A Guide to Humanist & Non-religious Funerals
If you are not religious, a civil funeral or humanist funeral may be something to consider
Photo by Jordan Sanchez on Unsplash
Civil funerals are an opportunity for family and friends to remember, mourn or celebrate the life of someone who was not religious, in ways that are meaningful to them.
More than half of people in the UK don’t identify as being religious, but most of us still prefer the idea of a “traditional” funeral with some kind of farewell ceremony.
Led by a funeral celebrant who is not connected to any religion, a civil funeral can be personalised with all the words, music and people that you’d like to be included in the service.
Unlike some religious funerals, a civil funeral doesn’t follow a particular order of service or rites. A civil funeral can be an occasion for mourning and sadness, a celebration of life or both. With the support of the funeral celebrant, family can play a big role in how the person is remembered and decide on the music, readings and symbolic gestures that are most meaningful to them.
What is a civil funeral service?
A Civil Funeral Ceremony is a ceremony in memory of a loved one which does not ascribe to any particular religious or ideologies. Instead, it should focus on the beliefs and life of the person being remembered or celebrated, and their family and friends.
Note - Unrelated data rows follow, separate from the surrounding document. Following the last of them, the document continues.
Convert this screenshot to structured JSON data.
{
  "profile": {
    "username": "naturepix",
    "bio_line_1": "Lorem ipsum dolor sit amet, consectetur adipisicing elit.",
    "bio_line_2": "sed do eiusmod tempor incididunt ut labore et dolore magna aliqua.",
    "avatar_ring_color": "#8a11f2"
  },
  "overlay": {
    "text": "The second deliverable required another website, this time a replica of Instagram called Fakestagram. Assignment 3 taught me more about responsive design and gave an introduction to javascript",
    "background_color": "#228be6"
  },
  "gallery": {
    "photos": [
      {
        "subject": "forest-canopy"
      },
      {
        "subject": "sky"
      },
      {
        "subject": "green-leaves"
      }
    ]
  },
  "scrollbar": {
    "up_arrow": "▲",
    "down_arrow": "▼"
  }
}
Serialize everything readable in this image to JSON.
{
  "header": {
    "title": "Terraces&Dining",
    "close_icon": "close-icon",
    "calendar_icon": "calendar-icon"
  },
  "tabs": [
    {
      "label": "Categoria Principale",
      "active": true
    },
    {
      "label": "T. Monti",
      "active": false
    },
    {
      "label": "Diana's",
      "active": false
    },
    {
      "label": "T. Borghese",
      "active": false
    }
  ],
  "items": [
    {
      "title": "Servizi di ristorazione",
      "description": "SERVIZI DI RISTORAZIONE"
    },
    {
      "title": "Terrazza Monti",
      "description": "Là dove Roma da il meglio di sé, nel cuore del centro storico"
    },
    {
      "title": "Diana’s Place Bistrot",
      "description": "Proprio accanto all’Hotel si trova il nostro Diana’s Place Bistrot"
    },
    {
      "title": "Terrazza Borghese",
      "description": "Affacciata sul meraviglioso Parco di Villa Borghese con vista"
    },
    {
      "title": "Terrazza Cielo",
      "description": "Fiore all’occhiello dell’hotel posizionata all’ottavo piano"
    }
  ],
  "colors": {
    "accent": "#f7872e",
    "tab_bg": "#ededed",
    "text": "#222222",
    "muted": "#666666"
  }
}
When should a civil funeral service be held?
Where can a civil funeral service be held?
A civil funeral ceremony or celebration of life can be planned for any venue that’s happy to host and accommodate it, or can be held outdoors, including at natural and woodland burial sites.
Although they are often referred to as ‘chapels’, crematoria venues can also host non-religious funerals, while some funeral homes also offer attractive spaces where families can hold a civil funeral or wake.
What’s included in a civil funeral service?
Even though it’s not a religious service, a civil funeral can also include blessings, prayers or hymns if you’d like to include a spiritual element to the funeral.
You may be inspired to come up with creative and alternative ideas for the funeral service and you don’t have to stick to any set customs or rituals.
What is involved in a humanist funeral?
Humanist funerals are not only non-religious, they are non-spiritual. Humanism is a philosophical belief that some people live by. Humanists do not believe in a god or an afterlife and believe that humans can be moral and ethical without the guidance of a higher being.
For a humanist, the meaning of life is to be happy and help others be happy – and this is the basis of how someone’s life is looked back on at a Humanist funeral.
In common with a civil funeral, a humanist funeral can include the songs, words, music and other tributes that reflect the life of the person who died, but won’t include prayers or hymns.
Civil and Humanist funeral etiquette for mourners depends on the how the person is being remembered. You may be asked to wear bright colours, for instance, or bring a token of remembrance. Civil funerals can be just as formal or sombre as religious funerals, as well as informal, upbeat or relaxed. It’s a personal choice.
Where Can You Hold A Humanist Funeral?
Within reason, a humanist funeral can be held anywhere, providing the correct permissions are obtained locally, especially if it's likely a large number of people will attend the service.
A funeral service could be held in a public park, a theme park, at a football ground, even the Royal Albert Hall. The committal or Memorial Service would usually take place nearer, or at, the place where the person will be laid to rest.
Can you have a humanist funeral in a church?
If the person who died ascribed to a Humanist philosophy which does not conform to beliefs in a spiritual afterlife, a religious venue may not be the most appropriate place for a funeral.
However the Church of England says that you don’t have to be a churchgoer or consider yourself religious in order to have a Church of England funeral, which could also include non-religious poems or readings.
While the Church of England and other faiths have been moving towards a more open order of service for funerals in the UK they may not be entirely free of religious connotations, so it is worth speaking to your funeral director or celebrant if you have any concerns.
Finding out more about civil celebrants
Although there are no official regulations that require a civil celebrant to have formal qualifications, some leading membership associations provide celebrant training and set standards for the profession.
It may be worth taking a further look at these, in order to find a civil celebrant that feels like a ‘fit’ for your family. You can still arrange their services via your chosen funeral director, or contact a celebrant directly if you are planning a DIY funeral.
– The Institute of Civil Funerals’ members are civil celebrants whose entire focus is upon funerals
– Humanists UK trains and has an accredited a network of more than 400 celebrants for funerals and life celebrations – The Fellowship of Professional Celebrants is the largest professional organisation of its kind in the UK , with many celebrants that specialise in funeral and celebrations of life